Even in the five-picture era you got some of these, like Jaws getting nominated for Best Picture in 1975 but Steven Spielberg getting snubbed for Best Director. (Instead, Frederico Fellini got a Best Director nomination, and Spielberg was shown on TV wailing something like “I didn’t get it! I got beaten out by Fellini!” Though I should add that Spielberg doesn’t come off badly when he says that; just disappointed. I’m sure if you put a camera on Chris Nolan he’d have a similar reaction.) It was a hint that the movie was there out of respect to its enormous success, but wasn’t going to win. Driving Miss Daisy won even though its director was not nominated, but that’s very rare. What the expanded Best Picture field has done is open the category up to more “token” nominees that aren’t really taken seriously as potential winners.
But I still think that the concept of Best Director just doesn’t make sense. As Joe Spinell put it after Spielberg got snubbed, “Who made the picture? Somebody’s mother? Who made it, the shark?”
By Brian D. Johnson - Thursday, July 8, 2010 at 4:00 PM - 0 Comments
An existential heist movie delivers a megaton blast of originality—and summer thrills
Ellen Page sits nestled in the middle of a large couch in a Beverly Hills hotel room, her small frame almost lost among the pillows. She looks artfully casual in a blue linen shirt, scarf, jeans and boots. Chestnut curls spill from a brown cotton cloche that masks her high forehead, and makes her face seem even more childlike than usual.

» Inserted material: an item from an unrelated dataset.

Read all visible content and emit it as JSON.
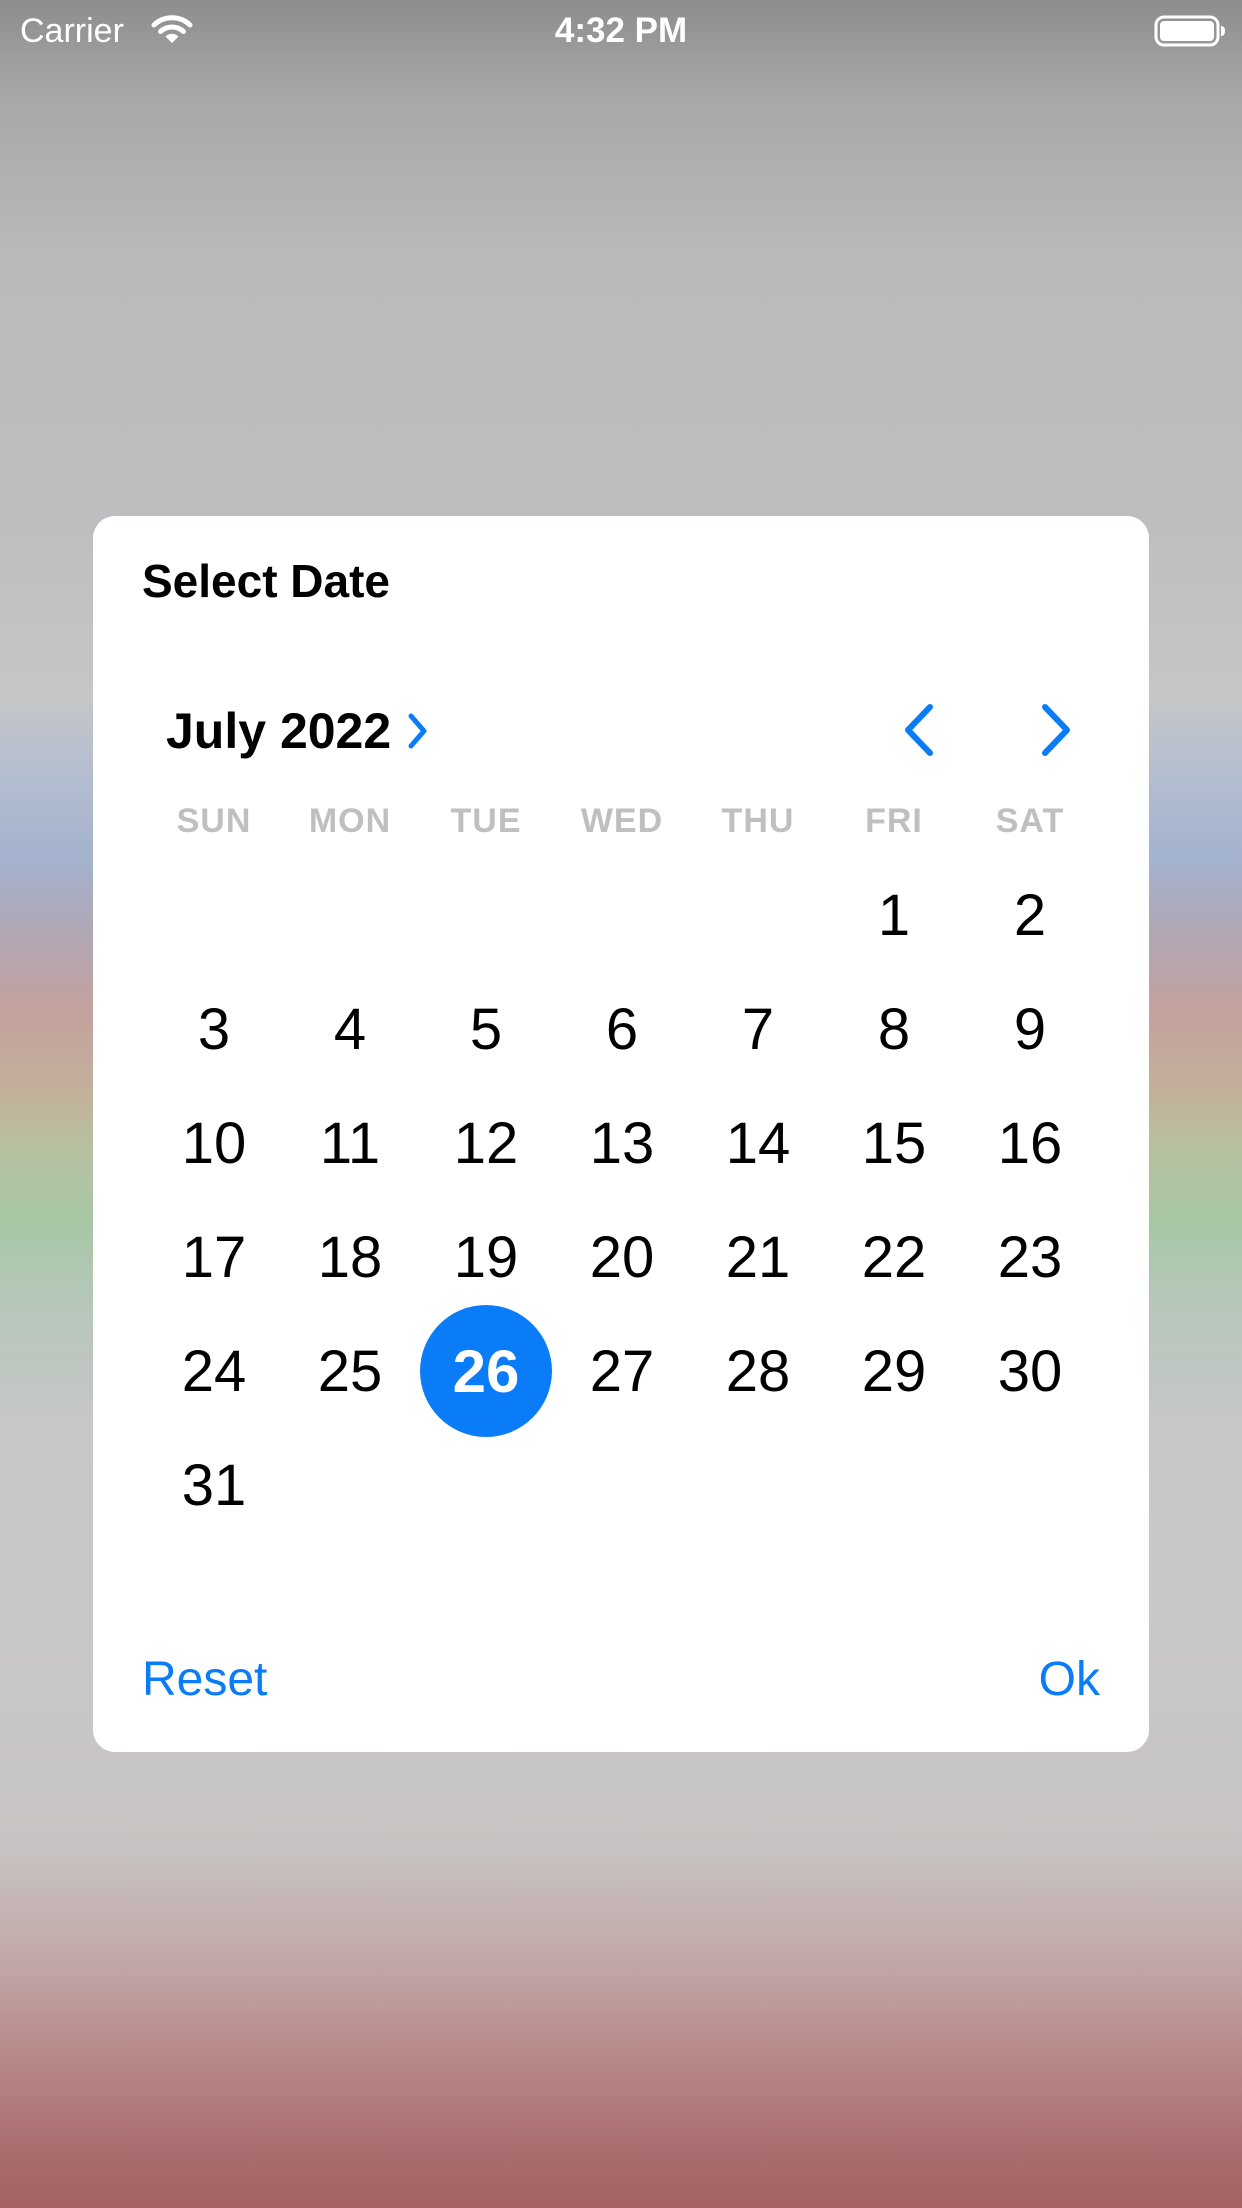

Clutching a water bottle in one hand and gesturing rapidly with the other, she’s visibly excited as she talks about Inception. When stars promote movies, it’s their duty to be excited, even when they’re not. But in this case, Page’s enthusiasm seems genuine. “Usually, I could care less if my friends see my movies or not,” says the 23-year-old Canadian actress. “In Nova Scotia, I like to leave my job behind. So when friends say, ‘Oh, I’m sorry, I didn’t see that one,’ I don’t care.” But Inception was different: “I was just like, ‘Go see this!’ ”
By Paul Wells - Sunday, July 20, 2008 at 2:41 PM - 0 Comments
A few thoughts about Christopher Nolan’s The Dark Knight, which I finally saw last…
A few thoughts about Christopher Nolan’s The Dark Knight, which I finally saw last night, nearly two full days after it opened:
• It’s kind of amazing that everyone talks about what a dark movie this is. Psychologically it’s not that dark; one of Nolan’s themes is that the decent ordinary folk of Gotham are at least as plucky and help-thy-neighbour as, say, the plucky decent ordinary folk of New York City in Sam Raimi’s Spider-Man II. In fact, if Nolan’s two Batman movies have anything in common, it’s the resistance of the big city to perverse influence. This one doesn’t even work very hard to establish the crime wave that’s supposedly sweeping Gotham at the outset. Brian Da Palma’s Chicago crime wave at the beginning of The Untouchables was much more convincing. I think, nearly 20 years after Tim Burton’s Batman, it’s now simply de rigueur to describe a reasonably straight-faced Batman movie as “dark.”
But that’s actually not my main point. Visually, this is one of the brightest movies I’ve seen since — well, since the last time I saw a Christopher Nolan movie. Continue…